Cotton declined to comment on Connelly’s hearing because she was not there. Vice Chairman Layne Gissler was the lone “no” vote.
The five parole board members — Cotton, Gissler, Rex Richard, Teresa Bittinger and Virgil Patlan — are appointed to the board by the governor and serve six-year terms. They are paid a yearly salary.
Connelly did complete his GED and career readiness, anger management, workforce development and life skills programs. He told the board that he hadn’t received a misconduct report in five years and had been held in minimum custody.
“I haven’t interrupted anyone’s life like I did in 2005,” he wrote in a 2016 letter to the board. “I do realize that I also caused certain emotions in these people, and they will be forever different because of me. I don’t want to remind them of anything. I do want to remind myself of what it’s like to have a normal life and a 9-5 job.”

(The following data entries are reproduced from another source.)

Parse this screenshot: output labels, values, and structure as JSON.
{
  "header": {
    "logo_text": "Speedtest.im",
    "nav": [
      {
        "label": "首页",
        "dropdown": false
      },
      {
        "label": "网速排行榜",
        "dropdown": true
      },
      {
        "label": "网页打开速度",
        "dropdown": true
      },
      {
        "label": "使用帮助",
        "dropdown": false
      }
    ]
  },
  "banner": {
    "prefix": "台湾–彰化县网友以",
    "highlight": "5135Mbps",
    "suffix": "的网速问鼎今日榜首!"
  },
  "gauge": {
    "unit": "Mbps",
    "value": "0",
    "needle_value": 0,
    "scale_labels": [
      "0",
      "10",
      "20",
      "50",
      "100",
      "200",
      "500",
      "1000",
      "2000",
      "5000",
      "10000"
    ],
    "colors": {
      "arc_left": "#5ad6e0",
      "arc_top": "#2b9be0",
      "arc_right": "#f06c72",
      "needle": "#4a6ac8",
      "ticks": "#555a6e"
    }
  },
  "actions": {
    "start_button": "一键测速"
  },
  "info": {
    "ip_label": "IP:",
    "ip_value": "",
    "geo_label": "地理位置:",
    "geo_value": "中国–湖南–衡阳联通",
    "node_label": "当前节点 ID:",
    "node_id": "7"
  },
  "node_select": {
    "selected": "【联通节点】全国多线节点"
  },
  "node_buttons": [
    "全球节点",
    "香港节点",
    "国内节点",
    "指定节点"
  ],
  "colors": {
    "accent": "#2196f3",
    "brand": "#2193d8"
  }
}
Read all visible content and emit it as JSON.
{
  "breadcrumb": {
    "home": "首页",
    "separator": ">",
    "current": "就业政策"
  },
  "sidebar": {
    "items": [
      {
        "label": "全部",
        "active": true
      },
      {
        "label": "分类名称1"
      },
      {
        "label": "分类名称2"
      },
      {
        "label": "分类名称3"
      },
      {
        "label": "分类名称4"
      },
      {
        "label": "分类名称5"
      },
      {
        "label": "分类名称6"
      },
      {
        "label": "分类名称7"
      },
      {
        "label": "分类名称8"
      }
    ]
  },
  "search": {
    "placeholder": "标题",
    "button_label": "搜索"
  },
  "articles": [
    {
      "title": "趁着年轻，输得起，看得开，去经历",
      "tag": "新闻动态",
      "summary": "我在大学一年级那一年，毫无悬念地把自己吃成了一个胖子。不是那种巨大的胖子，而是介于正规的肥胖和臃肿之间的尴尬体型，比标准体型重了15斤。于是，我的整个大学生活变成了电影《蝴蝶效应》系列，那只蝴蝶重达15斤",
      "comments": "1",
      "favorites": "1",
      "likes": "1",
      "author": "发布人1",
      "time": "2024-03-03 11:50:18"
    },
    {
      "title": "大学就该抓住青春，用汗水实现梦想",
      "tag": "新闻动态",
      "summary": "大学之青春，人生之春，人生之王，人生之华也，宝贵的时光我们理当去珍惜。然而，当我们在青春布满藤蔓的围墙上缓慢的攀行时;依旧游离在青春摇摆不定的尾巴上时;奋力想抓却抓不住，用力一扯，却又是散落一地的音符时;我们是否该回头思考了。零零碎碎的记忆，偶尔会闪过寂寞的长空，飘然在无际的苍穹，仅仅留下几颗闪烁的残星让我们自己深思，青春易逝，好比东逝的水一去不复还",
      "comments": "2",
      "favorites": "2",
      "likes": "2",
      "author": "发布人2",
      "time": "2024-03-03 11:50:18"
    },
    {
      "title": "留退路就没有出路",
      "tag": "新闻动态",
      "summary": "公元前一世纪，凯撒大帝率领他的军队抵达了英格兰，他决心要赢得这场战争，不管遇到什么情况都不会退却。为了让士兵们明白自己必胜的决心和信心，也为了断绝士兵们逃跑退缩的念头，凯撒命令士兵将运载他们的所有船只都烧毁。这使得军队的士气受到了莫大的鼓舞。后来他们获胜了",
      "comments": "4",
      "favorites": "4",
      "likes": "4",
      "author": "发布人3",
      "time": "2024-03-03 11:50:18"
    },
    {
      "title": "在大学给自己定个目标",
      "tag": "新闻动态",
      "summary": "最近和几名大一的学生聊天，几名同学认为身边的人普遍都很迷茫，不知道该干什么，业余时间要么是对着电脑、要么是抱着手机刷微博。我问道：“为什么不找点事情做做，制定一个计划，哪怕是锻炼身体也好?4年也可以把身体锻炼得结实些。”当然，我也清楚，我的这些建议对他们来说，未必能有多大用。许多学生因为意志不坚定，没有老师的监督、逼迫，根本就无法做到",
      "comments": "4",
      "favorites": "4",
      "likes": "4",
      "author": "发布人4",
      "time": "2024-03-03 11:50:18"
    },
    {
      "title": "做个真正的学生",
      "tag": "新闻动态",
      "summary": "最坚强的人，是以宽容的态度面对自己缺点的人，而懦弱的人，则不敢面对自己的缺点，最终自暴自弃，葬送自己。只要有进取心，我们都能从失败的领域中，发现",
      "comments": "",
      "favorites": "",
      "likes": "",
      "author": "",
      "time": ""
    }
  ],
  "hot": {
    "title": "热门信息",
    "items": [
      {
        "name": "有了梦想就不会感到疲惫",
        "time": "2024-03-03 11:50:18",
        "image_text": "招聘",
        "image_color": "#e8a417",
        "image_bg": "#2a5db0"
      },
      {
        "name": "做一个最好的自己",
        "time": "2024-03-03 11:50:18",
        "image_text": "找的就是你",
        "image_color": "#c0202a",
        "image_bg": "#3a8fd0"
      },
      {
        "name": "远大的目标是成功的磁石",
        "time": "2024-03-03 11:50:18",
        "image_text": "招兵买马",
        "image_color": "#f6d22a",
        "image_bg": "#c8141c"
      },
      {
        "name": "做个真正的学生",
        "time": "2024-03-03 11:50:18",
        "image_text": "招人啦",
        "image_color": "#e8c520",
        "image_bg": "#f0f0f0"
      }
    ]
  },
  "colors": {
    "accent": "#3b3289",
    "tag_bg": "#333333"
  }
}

Under the terms of his parole, Connelly was required to have electronic monitoring and attend substance-abuse programs, both of which are special conditions of general parole, Cotton said. The board approved his mother’s Omaha home as an acceptable residence.
Connelly was to be on parole until Nov. 23, when the state was required to release him.
Cotton said parole offers people a transition to the real world while allowing the state to continue to monitor their behavior.
“If they have done what they are supposed to do, the board will give them that time to transition,” she said. “Some time on parole for supervision is better than nothing.”
Connelly’s mother, Christine Schomer, and stepfather, Joel Schomer, both appeared at the November and June hearings in support. They spoke during the November hearing and expressed anger and frustration when it appeared that the board was going to defer the case until June.
Christine Schomer noted that her sister, Janine Cutaia, whose vehicle was set on fire by Connelly during his crime spree in 2005, had written letters of support.
“He has a home to come to, and has all our support,” Christine Schomer wrote to the board last October.
Joel Schomer also wrote a letter to the board.
“(It’s) time for him to move on with his life all he wants is (a) chance to prove himself and start over and move forward,” Joel Schomer wrote. “We will help our son anyway we can, give him a chance he won’t disappoint you.”
When reached by telephone, Christine Schomer hung up on a reporter, and the couple didn’t return additional messages.
The June hearing ended with board members advising Connelly to stay on a straight path. It’s difficult to tell from the audio recording of the hearing who was speaking.
“I’ll be watching for you; I’ll be looking out,” a board member told Connelly. “Hopefully, nothing will come through, and you’ll just complete your parole and never come back to prison.”
“Right. Thank you,” Connelly said.
“All right. Good luck,” another board member said.
“Thank you,” Connelly said. “I appreciate it.”